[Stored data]
######

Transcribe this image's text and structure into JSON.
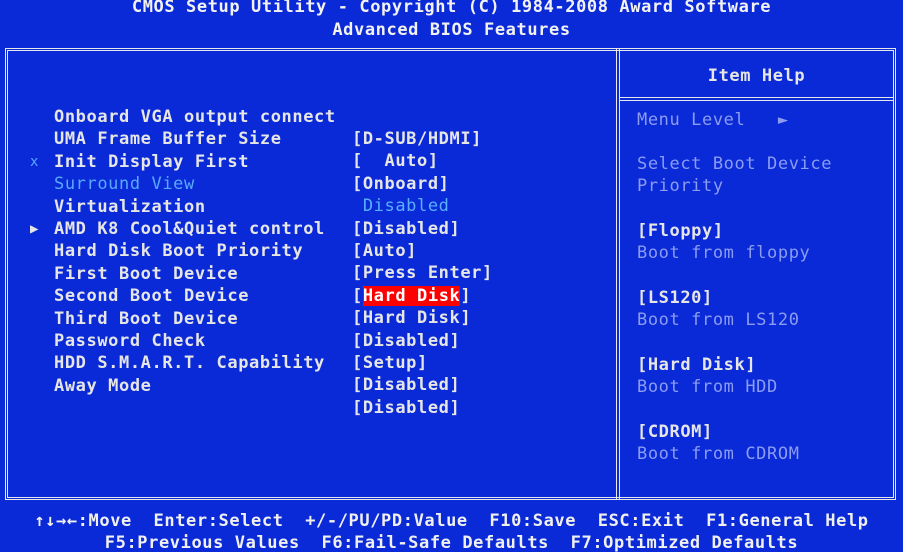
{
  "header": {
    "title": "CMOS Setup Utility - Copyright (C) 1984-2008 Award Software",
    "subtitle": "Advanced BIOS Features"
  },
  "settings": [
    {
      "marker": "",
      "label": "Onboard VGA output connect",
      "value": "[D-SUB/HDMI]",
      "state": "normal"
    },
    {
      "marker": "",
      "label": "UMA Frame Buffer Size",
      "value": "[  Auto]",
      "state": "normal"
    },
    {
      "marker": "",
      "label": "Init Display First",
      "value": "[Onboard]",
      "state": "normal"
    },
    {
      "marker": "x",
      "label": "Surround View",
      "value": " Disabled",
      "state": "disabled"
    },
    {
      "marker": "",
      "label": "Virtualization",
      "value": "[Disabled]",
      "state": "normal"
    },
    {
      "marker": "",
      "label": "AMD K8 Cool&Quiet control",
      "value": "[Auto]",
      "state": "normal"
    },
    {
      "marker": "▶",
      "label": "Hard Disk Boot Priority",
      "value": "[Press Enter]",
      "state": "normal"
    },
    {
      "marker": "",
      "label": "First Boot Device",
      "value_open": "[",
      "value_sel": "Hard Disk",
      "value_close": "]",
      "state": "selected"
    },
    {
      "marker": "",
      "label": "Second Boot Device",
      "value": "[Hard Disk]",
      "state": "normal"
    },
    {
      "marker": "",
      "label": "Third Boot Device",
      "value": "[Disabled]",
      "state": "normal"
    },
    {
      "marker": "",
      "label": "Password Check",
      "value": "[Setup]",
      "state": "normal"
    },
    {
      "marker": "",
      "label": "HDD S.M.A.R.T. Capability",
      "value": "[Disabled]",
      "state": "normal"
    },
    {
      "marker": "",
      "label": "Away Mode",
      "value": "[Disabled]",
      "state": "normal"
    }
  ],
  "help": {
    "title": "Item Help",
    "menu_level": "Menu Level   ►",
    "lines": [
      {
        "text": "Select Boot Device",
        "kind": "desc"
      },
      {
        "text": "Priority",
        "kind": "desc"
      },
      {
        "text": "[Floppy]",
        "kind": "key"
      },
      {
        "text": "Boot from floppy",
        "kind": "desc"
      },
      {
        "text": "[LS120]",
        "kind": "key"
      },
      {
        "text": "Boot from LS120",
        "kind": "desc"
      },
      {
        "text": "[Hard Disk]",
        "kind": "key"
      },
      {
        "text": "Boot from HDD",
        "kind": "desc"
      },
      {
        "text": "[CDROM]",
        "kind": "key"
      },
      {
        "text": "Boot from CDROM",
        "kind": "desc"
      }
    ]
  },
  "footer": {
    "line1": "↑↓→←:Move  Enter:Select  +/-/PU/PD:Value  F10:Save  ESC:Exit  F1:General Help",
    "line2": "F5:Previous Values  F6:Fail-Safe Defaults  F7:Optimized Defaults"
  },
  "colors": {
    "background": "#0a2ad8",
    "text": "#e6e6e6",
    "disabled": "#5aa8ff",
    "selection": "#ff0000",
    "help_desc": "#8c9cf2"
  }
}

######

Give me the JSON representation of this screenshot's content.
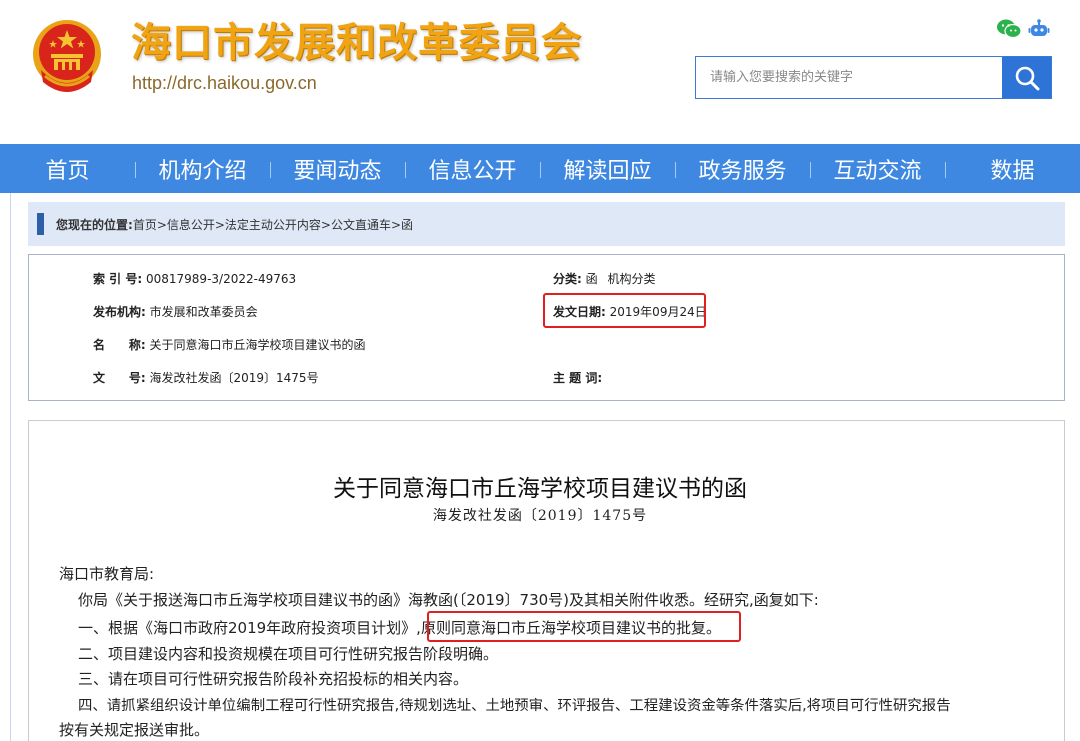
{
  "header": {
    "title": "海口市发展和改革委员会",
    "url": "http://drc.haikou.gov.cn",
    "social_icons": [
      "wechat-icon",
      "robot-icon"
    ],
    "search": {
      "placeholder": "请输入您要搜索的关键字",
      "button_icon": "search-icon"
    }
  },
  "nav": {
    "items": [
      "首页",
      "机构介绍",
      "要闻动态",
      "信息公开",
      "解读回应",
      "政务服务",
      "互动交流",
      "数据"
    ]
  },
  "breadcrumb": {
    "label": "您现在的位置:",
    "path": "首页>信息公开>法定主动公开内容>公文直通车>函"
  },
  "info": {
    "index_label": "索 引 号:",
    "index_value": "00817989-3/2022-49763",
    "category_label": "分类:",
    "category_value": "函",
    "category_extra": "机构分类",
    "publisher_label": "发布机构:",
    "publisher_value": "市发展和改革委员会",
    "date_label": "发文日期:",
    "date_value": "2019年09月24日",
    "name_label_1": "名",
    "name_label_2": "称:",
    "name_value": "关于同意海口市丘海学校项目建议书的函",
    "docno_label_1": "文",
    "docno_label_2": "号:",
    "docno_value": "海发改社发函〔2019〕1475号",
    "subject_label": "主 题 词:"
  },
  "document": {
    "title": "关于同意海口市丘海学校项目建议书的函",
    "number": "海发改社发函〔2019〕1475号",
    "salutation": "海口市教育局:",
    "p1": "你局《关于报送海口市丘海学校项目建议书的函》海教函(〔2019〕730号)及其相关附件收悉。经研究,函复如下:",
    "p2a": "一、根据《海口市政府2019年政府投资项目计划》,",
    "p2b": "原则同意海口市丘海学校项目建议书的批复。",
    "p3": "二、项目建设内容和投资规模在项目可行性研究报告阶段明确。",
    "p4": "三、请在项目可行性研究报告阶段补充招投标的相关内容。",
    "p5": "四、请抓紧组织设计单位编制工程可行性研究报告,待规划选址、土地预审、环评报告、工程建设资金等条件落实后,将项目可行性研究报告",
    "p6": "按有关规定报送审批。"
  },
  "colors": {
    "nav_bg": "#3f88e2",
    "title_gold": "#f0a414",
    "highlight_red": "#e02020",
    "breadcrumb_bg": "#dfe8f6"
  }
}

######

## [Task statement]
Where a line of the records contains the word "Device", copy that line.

## [Exercise answer]
      "label": "First Boot Device",
      "label": "Second Boot Device",
      "label": "Third Boot Device",
        "text": "Select Boot Device",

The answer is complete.